The first 2020 Presidential debate between President Trump of the Republican Party and former Vice President Joe Biden of the Democratic Party took place on Tuesday, Sept. 29th.
The debate did not accomplish much.
Likely, those who planned to vote for Trump walked away from the debate still planning on voting for Trump. The same goes for those supporting Joe Biden. Everyone in between was left still in between.
Typically, the purpose of a debate is to inform the American people about those running for president. It should reinforce what the American people already know about their policy. Perhaps, the debate provides them with a little new information and puts the positions of the participants in a different light. Unfortunately, this debate hardly got into substantial policy.
Instead, each candidate had a main theme that they emphasized. Both were ad hominem attacks, which attacks the character of the opponent, not their policies.
Trump’s attacks were more directed toward Biden’s career. According to the transcript, Trump mentioned five times that he has done more in 47 months than Biden has done in 47 years. His point being that if Biden wanted to accomplish a number of the policies he has put forth, then he could have done so in the last 47 years. However, Trump did get more personal when he brought up Joe Biden’s son, Hunter Biden. Trump asked how Hunter made tens of millions of dollars from a Ukrainian gas company called Burisma and mentioned how Hunter was dishonorably discharged from the military due to cocaine usage.
Biden’s personal attacks can be characterized by the number of times he called Trump a “clown” (2 times), “racist” (2 times), and “liar” (1 time). Biden also attacked Trump’s career from multiple angles. He criticized his handling of the coronavirus, his attempt to repeal the Affordable Care Act (Obamacare), and Trump’s corporate tax policy of 21% when Biden thinks it should be 28%, to name a few.

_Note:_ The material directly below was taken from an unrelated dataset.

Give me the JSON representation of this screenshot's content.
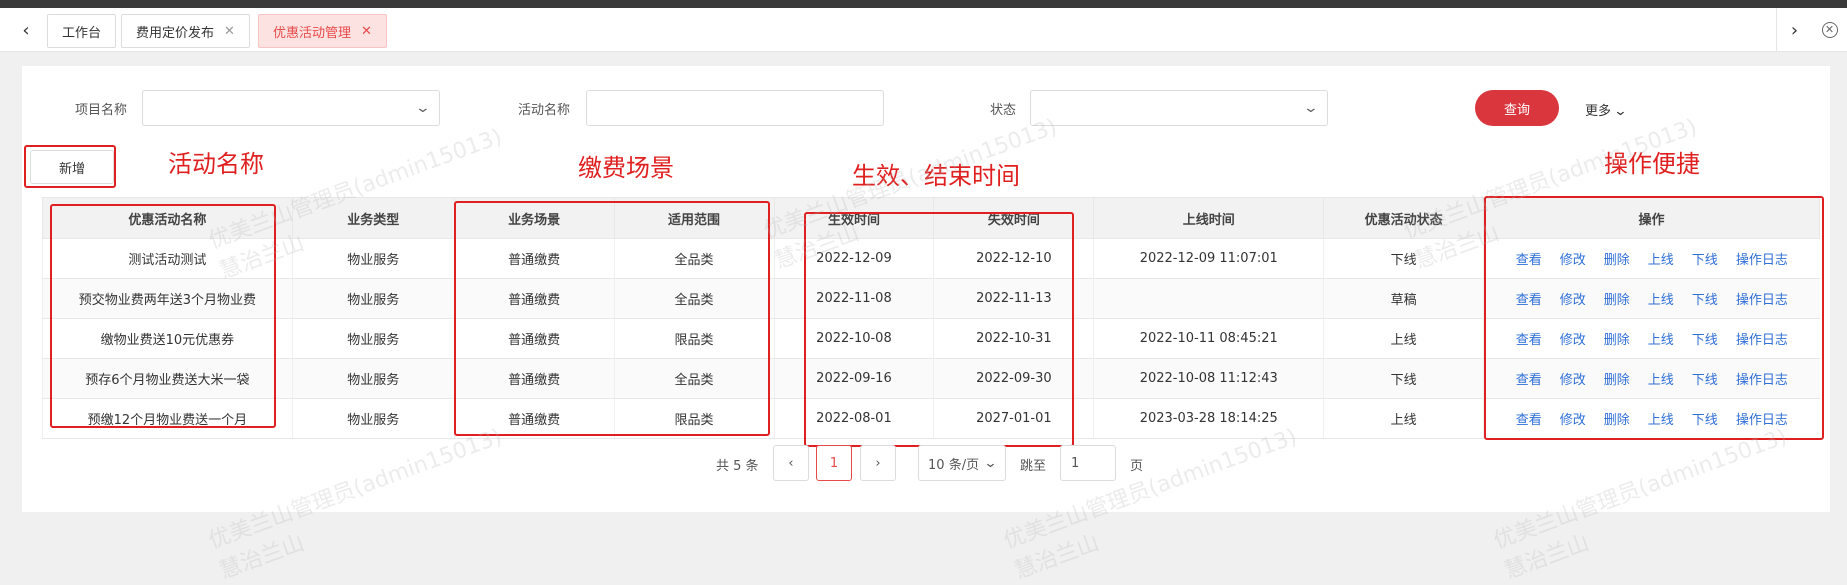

I’ll show my cards here, I am a Trump supporter. I voted for him in 2016 and I already voted for him in this presidential election. However, that does not mean I support everything about his personhood. When choosing who I vote for, I focus on their policy. So, I did not vote for Trump because of his personality (I was not a fan of his constant interruption during the debate), I voted for him because of his policy. One of my favorite conservative political commentators Allie Beth Stuckey said,
“These debates don’t mean much because voting for Biden or Trump is voting for WAY more than Biden or Trump. You are voting for an administration, for policies, for judges, and justices, for a worldview – none of which are well reflected in debates. The fact is, I believe the leftist ideology, as we’re seeing play out in major Dem cities, is a destructive one. I believe it leads to suffering, to resentment, to poverty, and to lack of security and safety. I don’t have to like Trump’s personality or debating tactics to be confident in this.”
- The 2020 Presidential debate accomplished very little in helping questioning voters decide who they would vote for.
- The reason for this is that the debate focused more on ad hominem attacks rather than policy.
- When you vote, you are voting for more than a person, you are voting for policies.